Essentially all prostate cancers have a specific “lock” called prostate-specific membrane antigen (PSMA). This “lock” is a protein that sits on the surface of most prostate cancer cells but is absent from most other normal places in the body.
Physicians and scientists have engineered very specific “keys” in the form of monoclonal antibodies and molecules that will bind only to PSMA. When we attach radioactive particles to these keys, we are able to deliver what we call “molecularly targeted” radiotherapy.
For example, J591 is a monoclonal antibody (an engineered protein) that recognizes PSMA. Actinium-225 (225Ac) is a small radioactive particle that emits alpha-particles, a powerful form of radiation requiring fewer particles to cause damage to the cancer cells. When these are attached to one another, we call the compound 225Ac-J591 (a radioactive particle linked with a monoclonal antibody). It is designed so that J591 will recognize the PSMA on the prostate cancer cells and bring the radioactive particle 225Ac with it into prostate cancer cells wherever it goes in the body.

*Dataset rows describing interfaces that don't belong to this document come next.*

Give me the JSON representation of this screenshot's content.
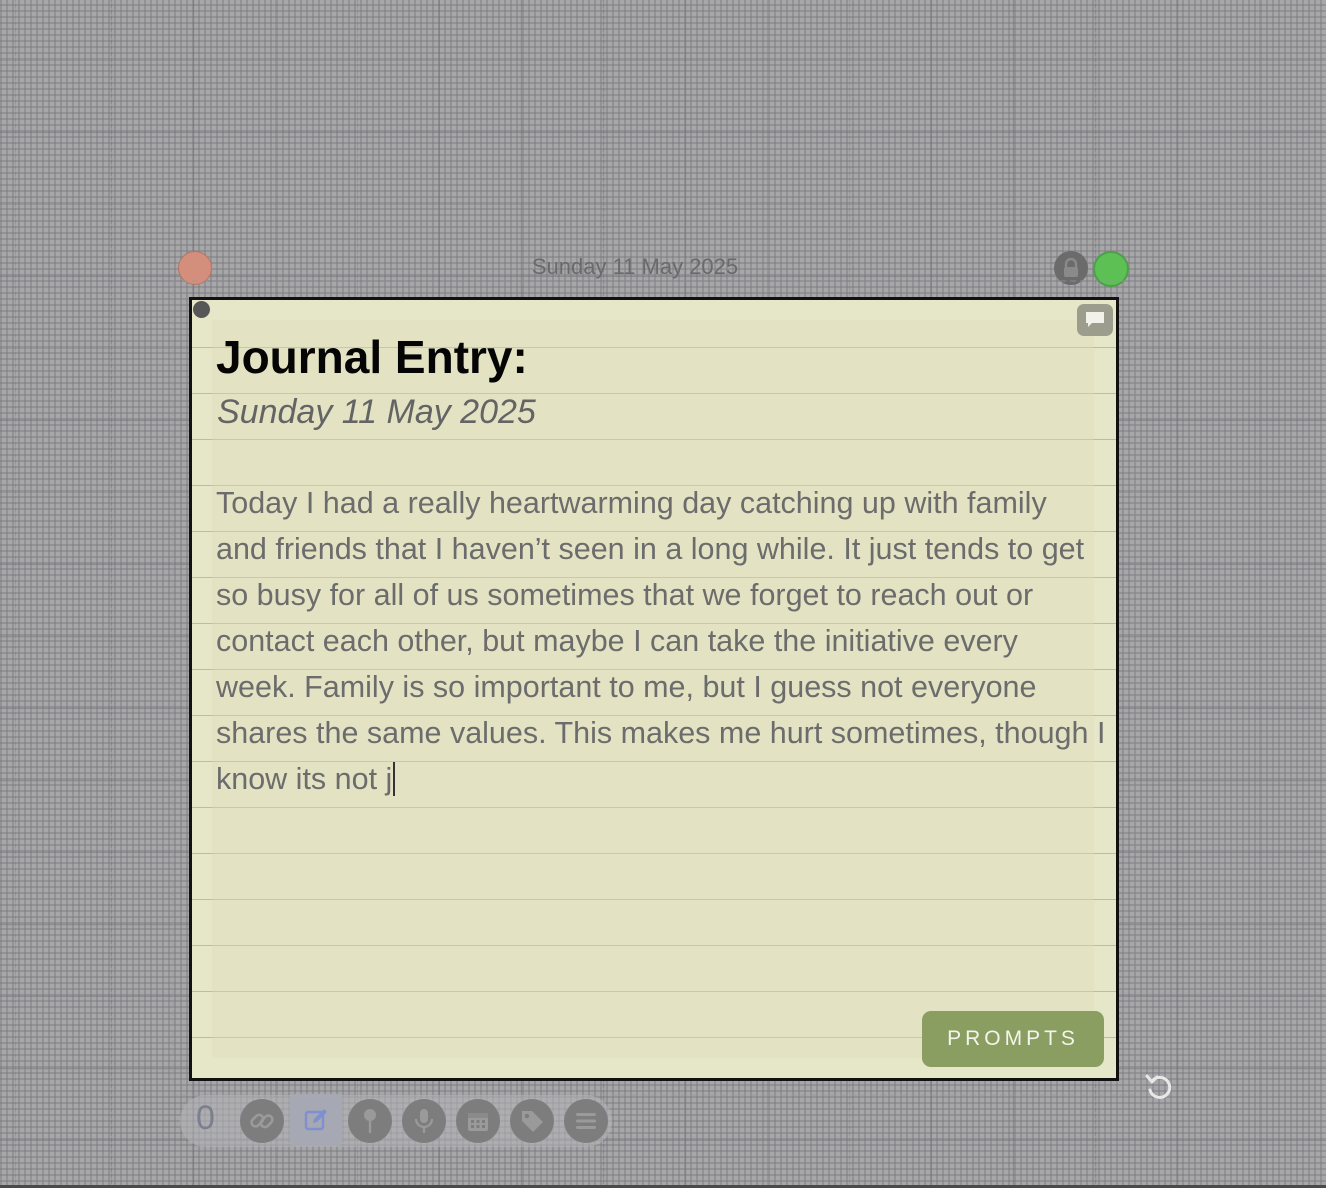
{
  "header": {
    "date": "Sunday 11 May 2025"
  },
  "note": {
    "title": "Journal Entry:",
    "date": "Sunday 11 May 2025",
    "body": "Today I had a really heartwarming day catching up with family and friends that I haven’t seen in a long while. It just tends to get so busy for all of us sometimes that we forget to reach out or contact each other, but maybe I can take the initiative every week. Family is so important to me, but I guess not everyone shares the same values. This makes me hurt sometimes, though I know its not j",
    "prompts_label": "PROMPTS"
  },
  "toolbar": {
    "count": "0",
    "tools": [
      "link-icon",
      "edit-icon",
      "pin-icon",
      "microphone-icon",
      "calendar-icon",
      "tag-icon",
      "menu-icon"
    ]
  },
  "colors": {
    "background": "#a7a7a7",
    "note_paper": "#e6e6c8",
    "rule_line": "#e2968c",
    "close_dot": "#d48f7c",
    "green_dot": "#5cc055",
    "prompts_button": "#8a9e62"
  }
}
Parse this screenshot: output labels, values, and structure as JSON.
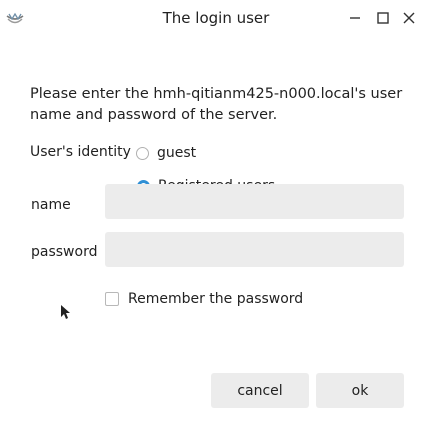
{
  "window": {
    "title": "The login user",
    "minimize_icon": "minimize-icon",
    "maximize_icon": "maximize-icon",
    "close_icon": "close-icon",
    "app_icon": "app-logo-icon"
  },
  "dialog": {
    "prompt": "Please enter the hmh-qitianm425-n000.local's user name and password of the server.",
    "identity_label": "User's identity",
    "options": {
      "guest": "guest",
      "registered": "Registered users",
      "selected": "registered"
    },
    "name_label": "name",
    "name_value": "",
    "password_label": "password",
    "password_value": "",
    "remember_label": "Remember the password",
    "remember_checked": false,
    "cancel_label": "cancel",
    "ok_label": "ok"
  },
  "colors": {
    "accent": "#2f8fd5",
    "field_bg": "#ececec"
  }
}
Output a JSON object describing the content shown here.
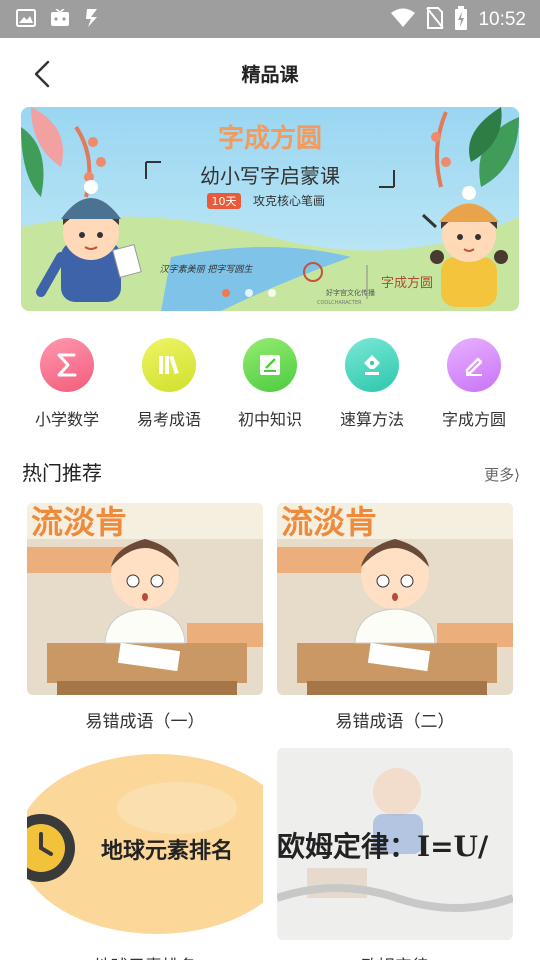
{
  "statusbar": {
    "time": "10:52"
  },
  "header": {
    "title": "精品课"
  },
  "banner": {
    "title": "字成方圆",
    "subtitle": "幼小写字启蒙课",
    "badge": "10天",
    "tagline": "攻克核心笔画",
    "caption": "汉字素美丽 把字写圆生",
    "brand": "字成方圆",
    "partner": "好字宫文化传播",
    "partner_en": "COOLCHARACTER"
  },
  "categories": [
    {
      "label": "小学数学",
      "color_a": "#ff8aa5",
      "color_b": "#f25d7c",
      "icon": "sigma-icon"
    },
    {
      "label": "易考成语",
      "color_a": "#e6f25a",
      "color_b": "#cfe02c",
      "icon": "books-icon"
    },
    {
      "label": "初中知识",
      "color_a": "#8ee86a",
      "color_b": "#4ccb3f",
      "icon": "notepad-icon"
    },
    {
      "label": "速算方法",
      "color_a": "#6fe3d0",
      "color_b": "#2cc7ad",
      "icon": "pen-nib-icon"
    },
    {
      "label": "字成方圆",
      "color_a": "#e3a6ff",
      "color_b": "#c974f5",
      "icon": "pencil-icon"
    }
  ],
  "section": {
    "title": "热门推荐",
    "more": "更多⟩"
  },
  "courses": [
    {
      "title": "易错成语（一）",
      "thumb_text": "流淡肯"
    },
    {
      "title": "易错成语（二）",
      "thumb_text": "流淡肯"
    },
    {
      "title": "地球元素排名",
      "thumb_text": "地球元素排名"
    },
    {
      "title": "欧姆定律",
      "thumb_text": "欧姆定律：I=U/"
    }
  ]
}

Our physicians and scientists are building on prior laboratory-based research presented at the 2017 Meeting for the Annual Association for Cancer Research (AACR) and are now studying the role this experimental therapy may have for men with advanced prostate cancer that has spread throughout the body. Thanks to generous support from the Prostate Cancer Foundation and the NIH SPORE award, Dr. Scott Tagawa, medical oncologist and Director of the Weill Cornell Medicine Genitourinary (GU) Oncology Program, and his team are conducting the first-ever clinical trial testing the PSMA-targeted antibody and radioactive alpha particles (225Ac-J591) for treatment of advanced prostate cancer. This promising new and unique approach has the potential to lead to another treatment option for those patients who are not experiencing the best clinical outcomes possible from standard of care therapies. Some men in Germany have received 225Ac linked to PSMA-617 with a handful of cases published with impressive responses. However, no formal studies have been performed and there are reports of bothersome dry mouth (xerostomia) and the potential for delayed kidney damage (seen in mice).
“We look forward to advancing science and also making this treatment available to men with advanced prostate cancer in the near future, says Dr. Scott Tagawa. “Our goal is to translate the existing knowledge base into true clinical gains for prostate cancer patients and it’s great that in October, 2017, we are able to treat our first patient.”